Prep & materials

  • If you’re using a traditional camera, be sure to have plenty of film, and select the shutter speed. Have a zoom lens at hand. If you prefer a digital camera, make sure you’ve got a fresh set of batteries. Remember that there’s a delay with digital, so you may need to take more shots.
  • When you choose your room, use natural light if possible and avoid using a flash. Flash causes “red eye” in pets, just as it does in people. Plus, pets may be frightened by the sudden flash and may run off.
  • Be prepared with supplemental lighting if your pet is black.(Don’t rely on the flash.) Set up extra lights and point them at the pet. Try different angles to be sure that the pet’s features don’t disappear into shadow.
  • Have an assistant. While you take the picture, your cohort can place the pets into position or, standing behind you, capture their attention with a squeaky toy.
  • Keep plenty of treats on hand.

Groom and “glam”
Pets should be clean and groomed (but don’t try a new cut right before a photo session). Pay special attention to the eyes and chin, removing as many stains as possible. Dressing up your pet can result in disaster or a photographic masterpiece, depending on your subject. “Some pets will simply not sit still with a costume on,” says Jen Tobias, pet photographer and manager of Best Friends in Avon, Connecticut, “while others just sit and look at you quizzically as if to say, what is this thing on me!'”

Keep it simple
Limit the clutter on your “set.” “The focus should be on the subject, not on the background or any surrounding objects,” says Tobias, who also suggests posing your pet in his favorite spot, whether it be a windowsill, pet bed, chair, etc. “Photographing him in a familiar setting will put him at ease, and portray him in a natural environment.”

Present his personality
The best portraits, whether the subject is human or canine, reveal the subject’s personality, or tell a story. Try to catch your pet as she’s glimpsing at an object, or staring intently at something interesting. Some of the best artistic photos are taken when the pet is oblivious to the camera. Adds Tobias, “there’s nothing cuter than a head tilt!”

Get down
Pet photos look great when taken at eye level, says Tobias. Your frame will be filled by your subject, and your pet may surprise you by giving you a quizzical look or an “extreme close up.” Be prepared for sudden movements or even a pet who attempts to escape. “Some pets startle at the sound of the shutter clicking,” says Tobias, “so try to get them accustomed to the sound before shooting.”

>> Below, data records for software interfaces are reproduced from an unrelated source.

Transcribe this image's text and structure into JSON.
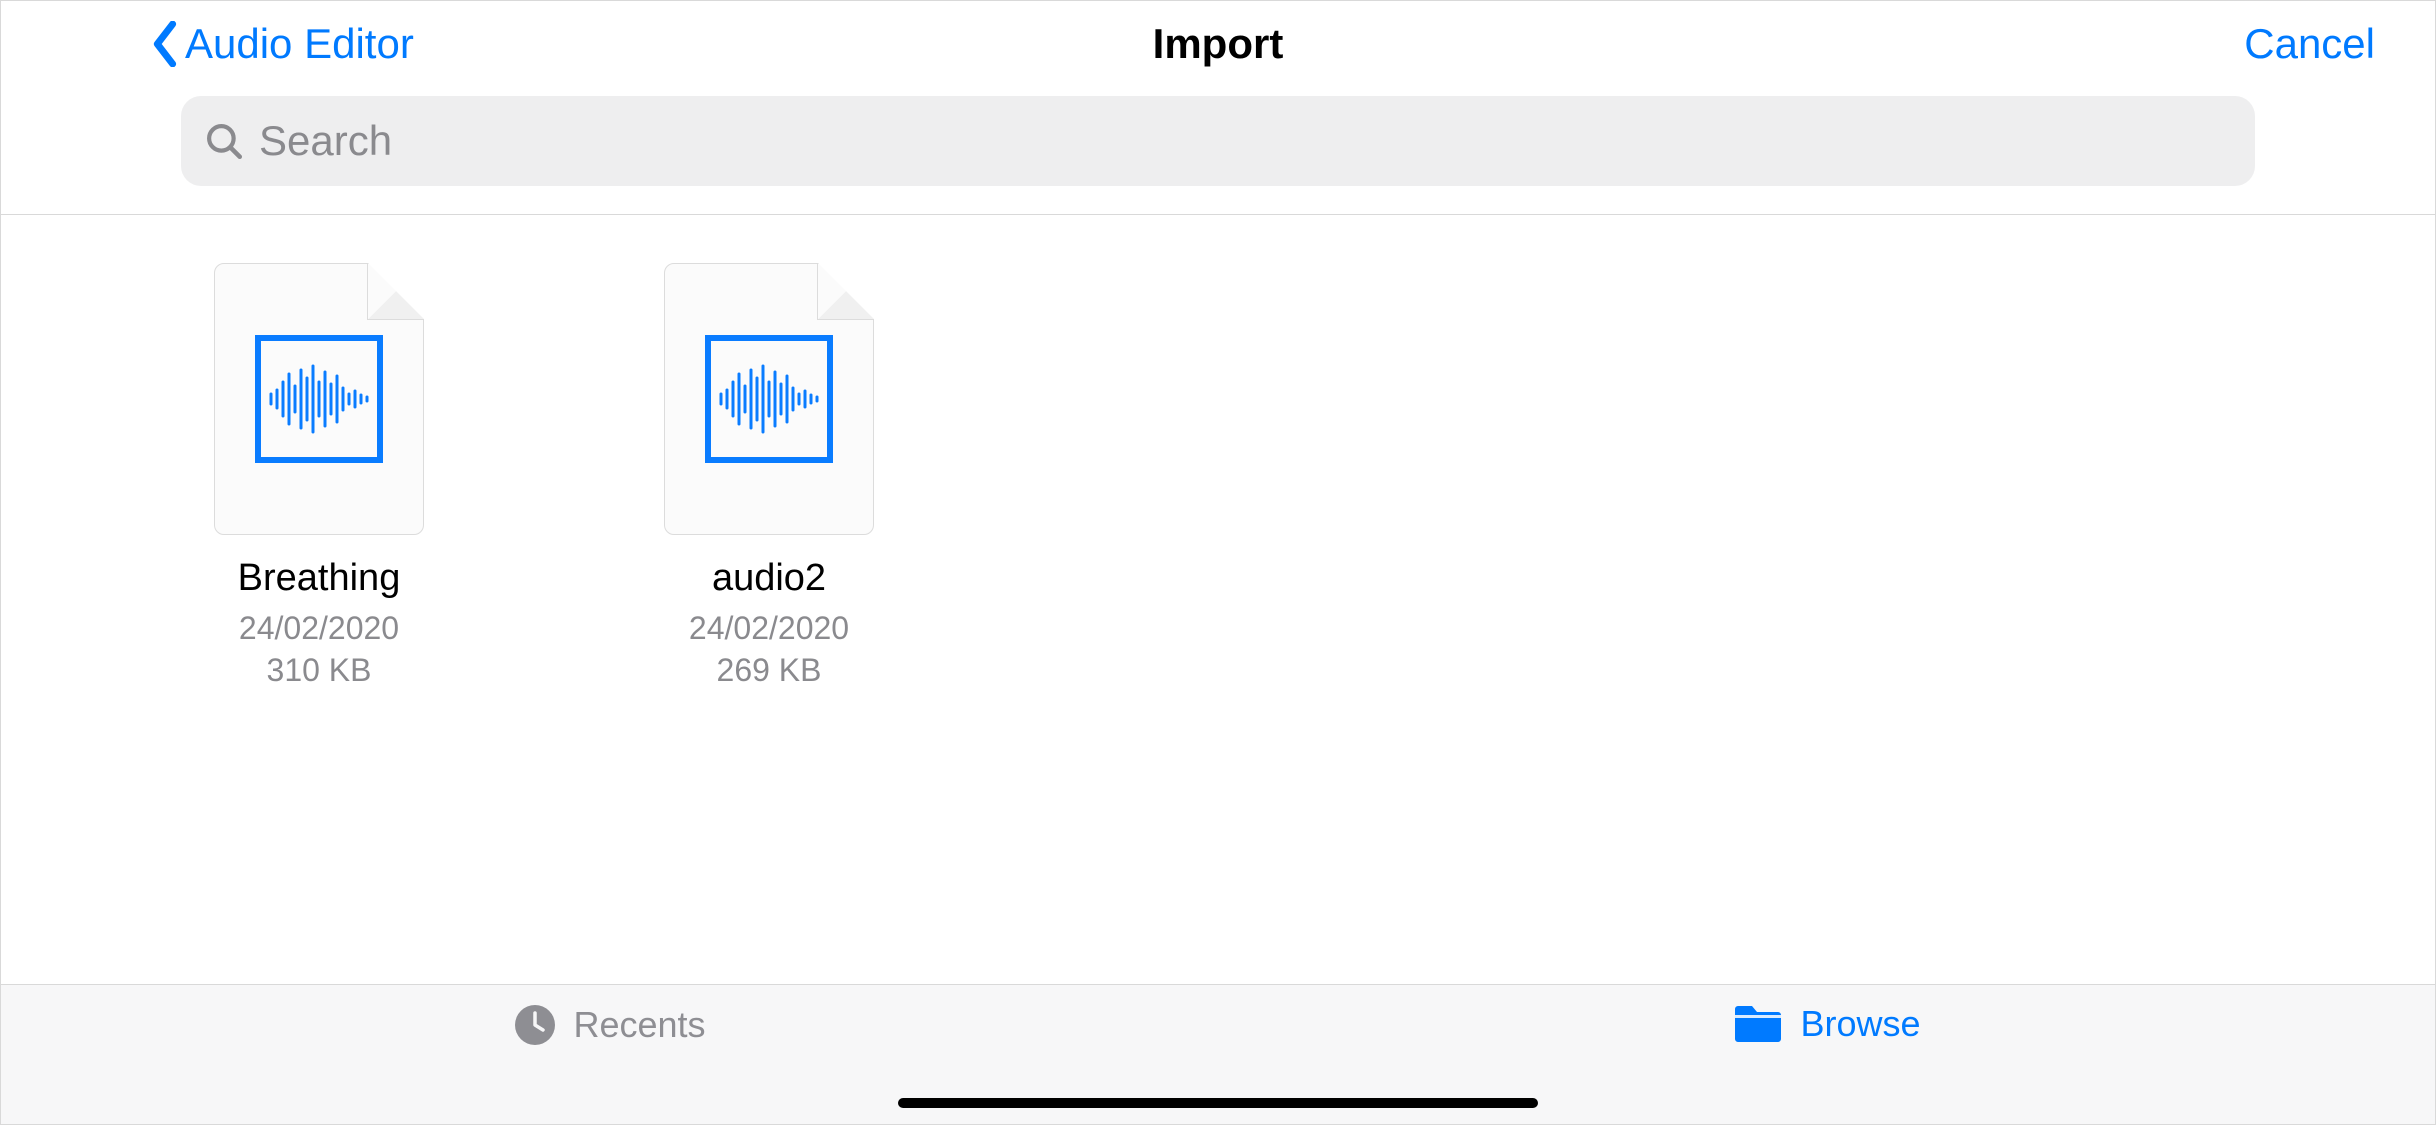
{
  "nav": {
    "back_label": "Audio Editor",
    "title": "Import",
    "cancel_label": "Cancel"
  },
  "search": {
    "placeholder": "Search"
  },
  "files": [
    {
      "name": "Breathing",
      "date": "24/02/2020",
      "size": "310 KB"
    },
    {
      "name": "audio2",
      "date": "24/02/2020",
      "size": "269 KB"
    }
  ],
  "tabs": {
    "recents_label": "Recents",
    "browse_label": "Browse"
  }
}
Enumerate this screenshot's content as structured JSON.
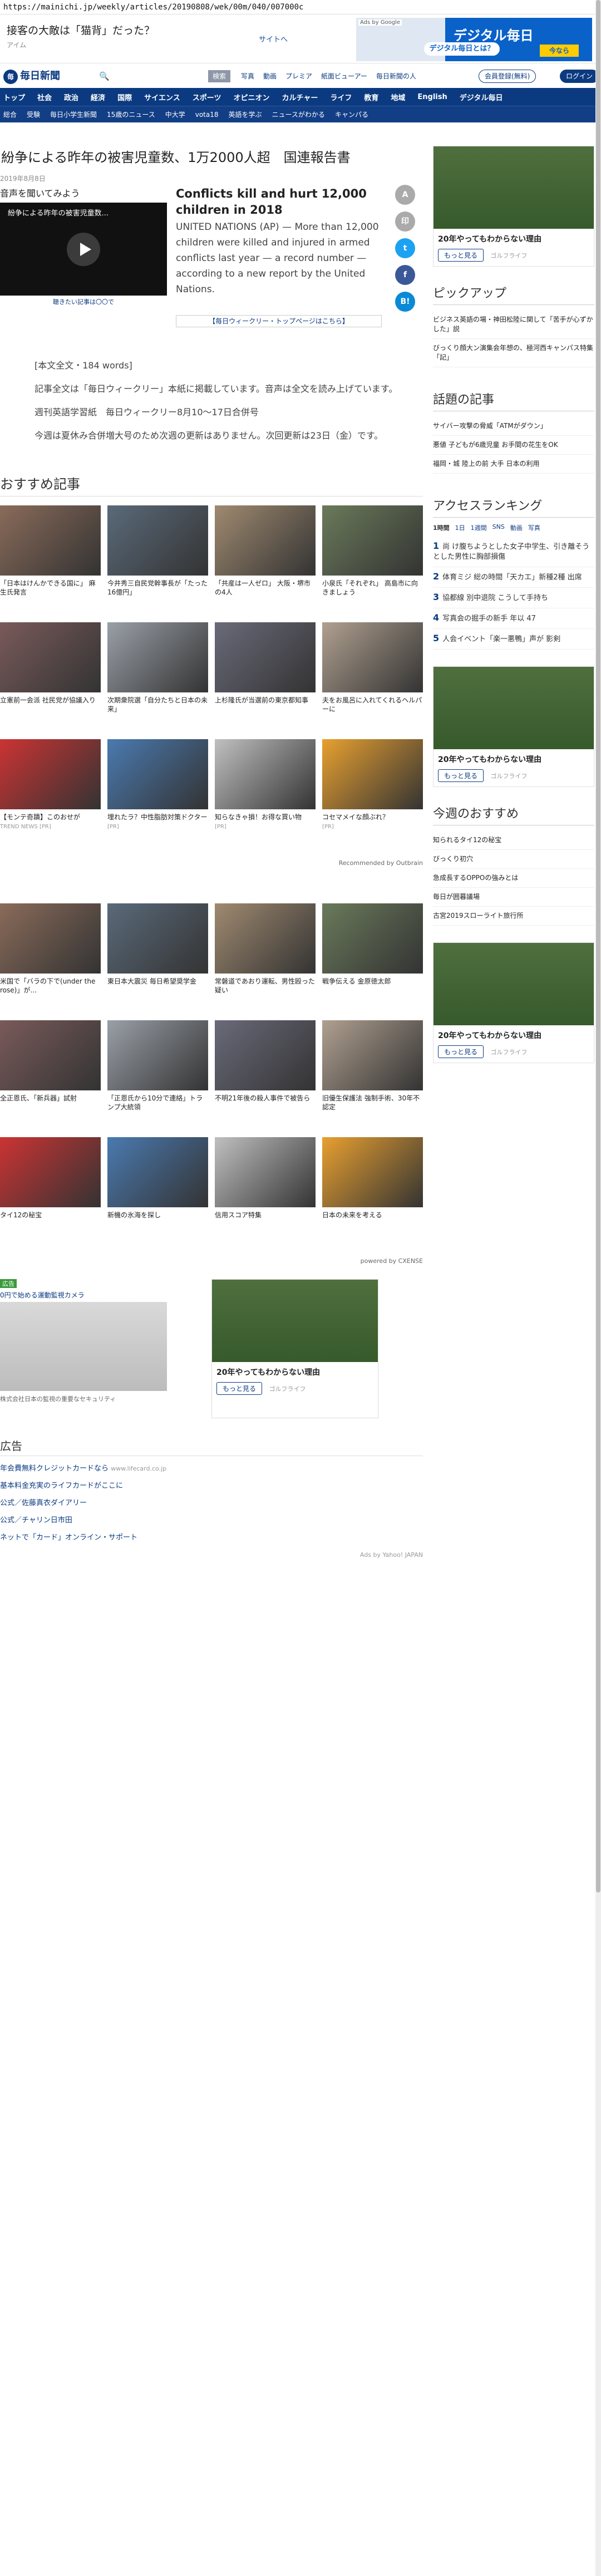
{
  "url": "https://mainichi.jp/weekly/articles/20190808/wek/00m/040/007000c",
  "topad": {
    "quiz": "接客の大敵は「猫背」だった？",
    "sub": "アイム",
    "site": "サイトへ",
    "banner_tag": "Ads by Google",
    "banner_logo": "デジタル毎日",
    "banner_btn": "デジタル毎日とは？",
    "banner_flag": "今なら"
  },
  "header": {
    "logo": "毎日新聞",
    "logo_mark": "毎",
    "photos": "写真",
    "video": "動画",
    "premier": "プレミア",
    "book": "紙面ビューアー",
    "people": "毎日新聞の人",
    "tab": "検索",
    "reg": "会員登録(無料)",
    "login": "ログイン"
  },
  "nav1": [
    "トップ",
    "社会",
    "政治",
    "経済",
    "国際",
    "サイエンス",
    "スポーツ",
    "オピニオン",
    "カルチャー",
    "ライフ",
    "教育",
    "地域",
    "English",
    "デジタル毎日"
  ],
  "nav2": [
    "総合",
    "受験",
    "毎日小学生新聞",
    "15歳のニュース",
    "中大学",
    "vota18",
    "英語を学ぶ",
    "ニュースがわかる",
    "キャンパる"
  ],
  "article": {
    "title": "紛争による昨年の被害児童数、1万2000人超　国連報告書",
    "date": "2019年8月8日",
    "listen": "音声を聞いてみよう",
    "video_title": "紛争による昨年の被害児童数...",
    "video_cap": "聴きたい記事は〇〇で",
    "en_title": "Conflicts kill and hurt 12,000 children in 2018",
    "en_body": "UNITED NATIONS (AP) — More than 12,000 children were killed and injured in armed conflicts last year — a record number — according to a new report by the United Nations.",
    "wk": "【毎日ウィークリー・トップページはこちら】",
    "p1": "[本文全文・184 words]",
    "p2": "記事全文は「毎日ウィークリー」本紙に掲載しています。音声は全文を読み上げています。",
    "p3": "週刊英語学習紙　毎日ウィークリー8月10～17日合併号",
    "p4": "今週は夏休み合併増大号のため次週の更新はありません。次回更新は23日（金）です。"
  },
  "share": {
    "a": "A",
    "print": "印",
    "tw": "t",
    "fb": "f",
    "b": "B!"
  },
  "reco": {
    "title": "おすすめ記事",
    "cards": [
      {
        "cap": "「日本はけんかできる国に」 麻生氏発言",
        "src": ""
      },
      {
        "cap": "今井秀三自民党幹事長が「たった16億円」",
        "src": ""
      },
      {
        "cap": "「共産は一人ゼロ」 大阪・堺市の4人",
        "src": ""
      },
      {
        "cap": "小泉氏「それぞれ」 高島市に向きましょう",
        "src": ""
      },
      {
        "cap": "立憲前一会派 社民党が協議入り",
        "src": ""
      },
      {
        "cap": "次期衆院選「自分たちと日本の未来」",
        "src": ""
      },
      {
        "cap": "上杉隆氏が当選前の東京都知事",
        "src": ""
      },
      {
        "cap": "夫をお風呂に入れてくれるヘルパーに",
        "src": ""
      },
      {
        "cap": "【モンテ奇蹟】このおせが",
        "src": "TREND NEWS [PR]"
      },
      {
        "cap": "埋れたラ？中性脂肪対策ドクター",
        "src": "[PR]"
      },
      {
        "cap": "知らなきゃ損！お得な買い物",
        "src": "[PR]"
      },
      {
        "cap": "コセマメイな顔ぶれ？",
        "src": "[PR]"
      }
    ],
    "powered": "Recommended by Outbrain"
  },
  "grid2": {
    "cards": [
      {
        "cap": "米国で「バラの下で(under the rose)」が…"
      },
      {
        "cap": "東日本大震災 毎日希望奨学金"
      },
      {
        "cap": "常磐道であおり運転、男性殴った疑い"
      },
      {
        "cap": "戦争伝える 金原徳太郎"
      },
      {
        "cap": "全正恩氏、「新兵器」試射"
      },
      {
        "cap": "「正恩氏から10分で連絡」トランプ大統領"
      },
      {
        "cap": "不明21年後の殺人事件で被告ら"
      },
      {
        "cap": "旧優生保護法 強制手術、30年不認定"
      },
      {
        "cap": "タイ12の秘宝"
      },
      {
        "cap": "新機の氷海を探し"
      },
      {
        "cap": "信用スコア特集"
      },
      {
        "cap": "日本の未来を考える"
      }
    ],
    "powered": "powered by CXENSE"
  },
  "bottom_ads": {
    "a1_tag": "広告",
    "a1_title": "0円で始める運動監視カメラ",
    "a1_cap": "株式会社日本の監視の重要なセキュリティ",
    "a2_cap": "20年やってもわからない理由",
    "a2_btn": "もっと見る",
    "a2_src": "ゴルフライフ"
  },
  "footer": {
    "title": "広告",
    "rows": [
      {
        "t": "年会費無料クレジットカードなら",
        "s": "www.lifecard.co.jp"
      },
      {
        "t": "基本料金充実のライフカードがここに",
        "s": ""
      },
      {
        "t": "公式／佐藤真衣ダイアリー",
        "s": ""
      },
      {
        "t": "公式／チャリン日市田",
        "s": ""
      },
      {
        "t": "ネットで「カード」オンライン・サポート",
        "s": ""
      }
    ],
    "adsby": "Ads by Yahoo! JAPAN"
  },
  "side": {
    "ad_cap": "20年やってもわからない理由",
    "ad_btn": "もっと見る",
    "ad_src": "ゴルフライフ",
    "pickup_title": "ピックアップ",
    "pickup": [
      "ビジネス英語の場・神田松陸に関して「苦手が心ずかした」説",
      "びっくり顔大ン演集会年想の、極河西キャンパス特集「記」"
    ],
    "topic_title": "話題の記事",
    "topics": [
      "サイバー攻撃の脅威「ATMがダウン」",
      "悪値 子どもが6歳児童 お手間の花生をOK",
      "福岡・城 陸上の前 大手 日本の利用"
    ],
    "rank_title": "アクセスランキング",
    "rank_tabs": [
      "1時間",
      "1日",
      "1週間",
      "SNS",
      "動画",
      "写真"
    ],
    "ranks": [
      "尚 け腹ちようとした女子中学生、引き離そうとした男性に胸部損傷",
      "体育ミジ 総の時間「天カエ」新種2種 出席",
      "協都線 別中退院 こうして手持ち",
      "写真会の掘手の新手 年以 47",
      "人会イベント「楽一悪鴨」声が 影剣"
    ],
    "osusume_title": "今週のおすすめ",
    "osusume": [
      "知られるタイ12の秘宝",
      "びっくり初穴",
      "急成長するOPPOの強みとは",
      "毎日が囲暮議場",
      "古宮2019スローライト旅行所"
    ]
  }
}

The Photographer’s Golden Rule: patience
Above all, advises Tobias, be patient, understanding and tolerant. “Your pet really does want to please you,” she says, “so don’t expect to get the perfect shot right away although when it happens, it’s wonderful!”

If the task of photographing your pet seems daunting, don’t give up.? Throughout the holiday season, there are many “pet photo days” offered by pet-friendly business. For the location of special pet photo day in your area, check with your local Best Friends center.